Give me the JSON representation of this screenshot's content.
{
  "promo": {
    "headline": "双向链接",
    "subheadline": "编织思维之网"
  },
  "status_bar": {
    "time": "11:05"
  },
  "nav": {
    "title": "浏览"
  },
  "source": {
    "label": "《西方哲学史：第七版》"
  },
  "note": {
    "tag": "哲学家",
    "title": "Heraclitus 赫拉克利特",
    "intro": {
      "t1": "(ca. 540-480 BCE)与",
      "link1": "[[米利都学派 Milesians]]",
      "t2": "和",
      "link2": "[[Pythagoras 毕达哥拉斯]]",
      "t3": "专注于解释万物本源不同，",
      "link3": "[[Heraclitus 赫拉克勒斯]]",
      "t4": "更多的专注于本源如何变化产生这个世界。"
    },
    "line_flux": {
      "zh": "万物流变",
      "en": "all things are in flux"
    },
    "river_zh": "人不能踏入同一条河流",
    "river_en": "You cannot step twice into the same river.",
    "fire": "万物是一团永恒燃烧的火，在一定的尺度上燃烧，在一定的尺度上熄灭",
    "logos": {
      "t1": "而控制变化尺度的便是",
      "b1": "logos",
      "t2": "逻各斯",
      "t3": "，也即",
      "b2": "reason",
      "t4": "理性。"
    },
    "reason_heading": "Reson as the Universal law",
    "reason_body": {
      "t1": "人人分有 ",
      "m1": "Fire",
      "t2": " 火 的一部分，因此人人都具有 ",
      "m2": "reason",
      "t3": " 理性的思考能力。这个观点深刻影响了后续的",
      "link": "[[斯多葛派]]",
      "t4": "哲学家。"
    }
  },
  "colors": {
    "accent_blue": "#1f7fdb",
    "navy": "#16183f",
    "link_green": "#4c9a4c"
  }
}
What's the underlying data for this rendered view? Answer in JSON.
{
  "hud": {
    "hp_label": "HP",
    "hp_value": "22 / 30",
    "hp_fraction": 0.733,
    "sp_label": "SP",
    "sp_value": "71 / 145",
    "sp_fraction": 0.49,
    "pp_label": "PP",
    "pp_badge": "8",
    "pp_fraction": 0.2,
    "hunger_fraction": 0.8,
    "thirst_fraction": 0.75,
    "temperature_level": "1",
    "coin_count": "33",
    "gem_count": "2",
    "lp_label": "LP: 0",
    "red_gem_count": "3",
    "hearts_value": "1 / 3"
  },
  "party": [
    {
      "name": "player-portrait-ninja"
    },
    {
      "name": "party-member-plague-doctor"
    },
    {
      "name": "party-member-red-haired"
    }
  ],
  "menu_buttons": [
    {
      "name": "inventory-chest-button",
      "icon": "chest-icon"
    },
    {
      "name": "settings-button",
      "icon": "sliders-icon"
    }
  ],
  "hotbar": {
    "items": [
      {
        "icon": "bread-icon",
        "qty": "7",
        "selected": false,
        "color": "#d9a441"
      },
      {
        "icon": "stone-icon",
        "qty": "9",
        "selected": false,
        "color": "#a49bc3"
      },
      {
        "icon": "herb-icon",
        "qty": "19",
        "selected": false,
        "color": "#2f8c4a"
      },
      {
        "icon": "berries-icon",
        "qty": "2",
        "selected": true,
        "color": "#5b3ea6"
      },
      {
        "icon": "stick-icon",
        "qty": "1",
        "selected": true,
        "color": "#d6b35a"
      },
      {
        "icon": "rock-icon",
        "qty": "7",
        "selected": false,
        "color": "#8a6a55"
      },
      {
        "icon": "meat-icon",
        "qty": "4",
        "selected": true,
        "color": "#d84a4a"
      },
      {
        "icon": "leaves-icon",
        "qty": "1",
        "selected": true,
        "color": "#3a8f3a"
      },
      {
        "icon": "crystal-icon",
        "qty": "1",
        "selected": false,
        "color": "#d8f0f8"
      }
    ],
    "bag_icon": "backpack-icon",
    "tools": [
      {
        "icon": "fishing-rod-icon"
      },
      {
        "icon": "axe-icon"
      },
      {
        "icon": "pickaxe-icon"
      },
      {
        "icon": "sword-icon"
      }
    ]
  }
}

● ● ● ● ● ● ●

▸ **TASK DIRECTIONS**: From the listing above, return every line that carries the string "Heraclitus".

▸ **WRITTEN ANSWER**:
    "title": "Heraclitus 赫拉克利特",
      "link3": "[[Heraclitus 赫拉克勒斯]]",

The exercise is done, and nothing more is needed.